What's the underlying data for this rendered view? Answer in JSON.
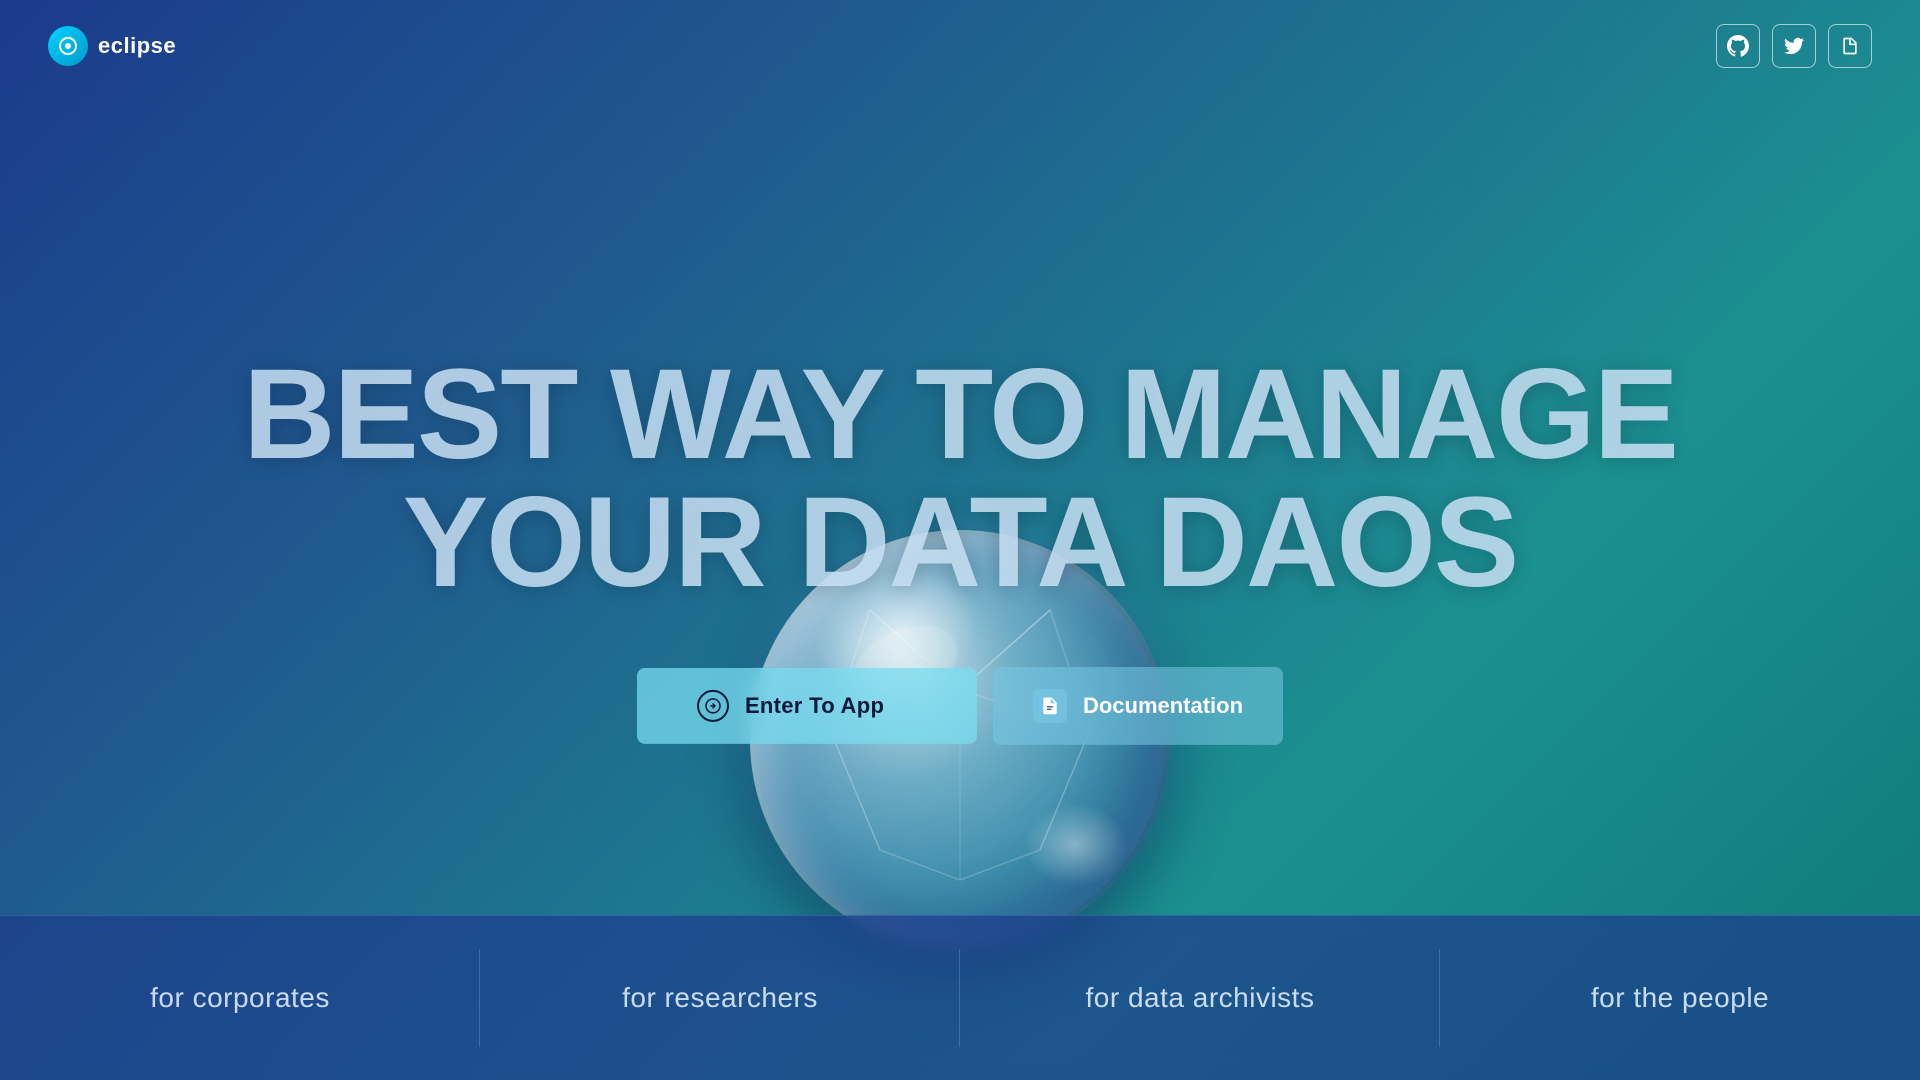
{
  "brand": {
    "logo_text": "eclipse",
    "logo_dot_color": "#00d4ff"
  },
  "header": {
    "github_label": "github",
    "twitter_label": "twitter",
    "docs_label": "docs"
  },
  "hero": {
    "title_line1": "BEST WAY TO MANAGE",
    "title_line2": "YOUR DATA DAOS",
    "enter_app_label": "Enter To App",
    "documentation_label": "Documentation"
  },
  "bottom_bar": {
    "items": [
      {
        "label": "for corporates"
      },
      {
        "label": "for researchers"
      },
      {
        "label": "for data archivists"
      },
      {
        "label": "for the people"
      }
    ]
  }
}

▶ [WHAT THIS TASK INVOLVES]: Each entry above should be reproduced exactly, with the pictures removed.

▶ [SOLUTION TO THE EXERCISE]:
What's the underlying data for this rendered view? Answer in JSON.
{
  "brand": {
    "logo_text": "eclipse",
    "logo_dot_color": "#00d4ff"
  },
  "header": {
    "github_label": "github",
    "twitter_label": "twitter",
    "docs_label": "docs"
  },
  "hero": {
    "title_line1": "BEST WAY TO MANAGE",
    "title_line2": "YOUR DATA DAOS",
    "enter_app_label": "Enter To App",
    "documentation_label": "Documentation"
  },
  "bottom_bar": {
    "items": [
      {
        "label": "for corporates"
      },
      {
        "label": "for researchers"
      },
      {
        "label": "for data archivists"
      },
      {
        "label": "for the people"
      }
    ]
  }
}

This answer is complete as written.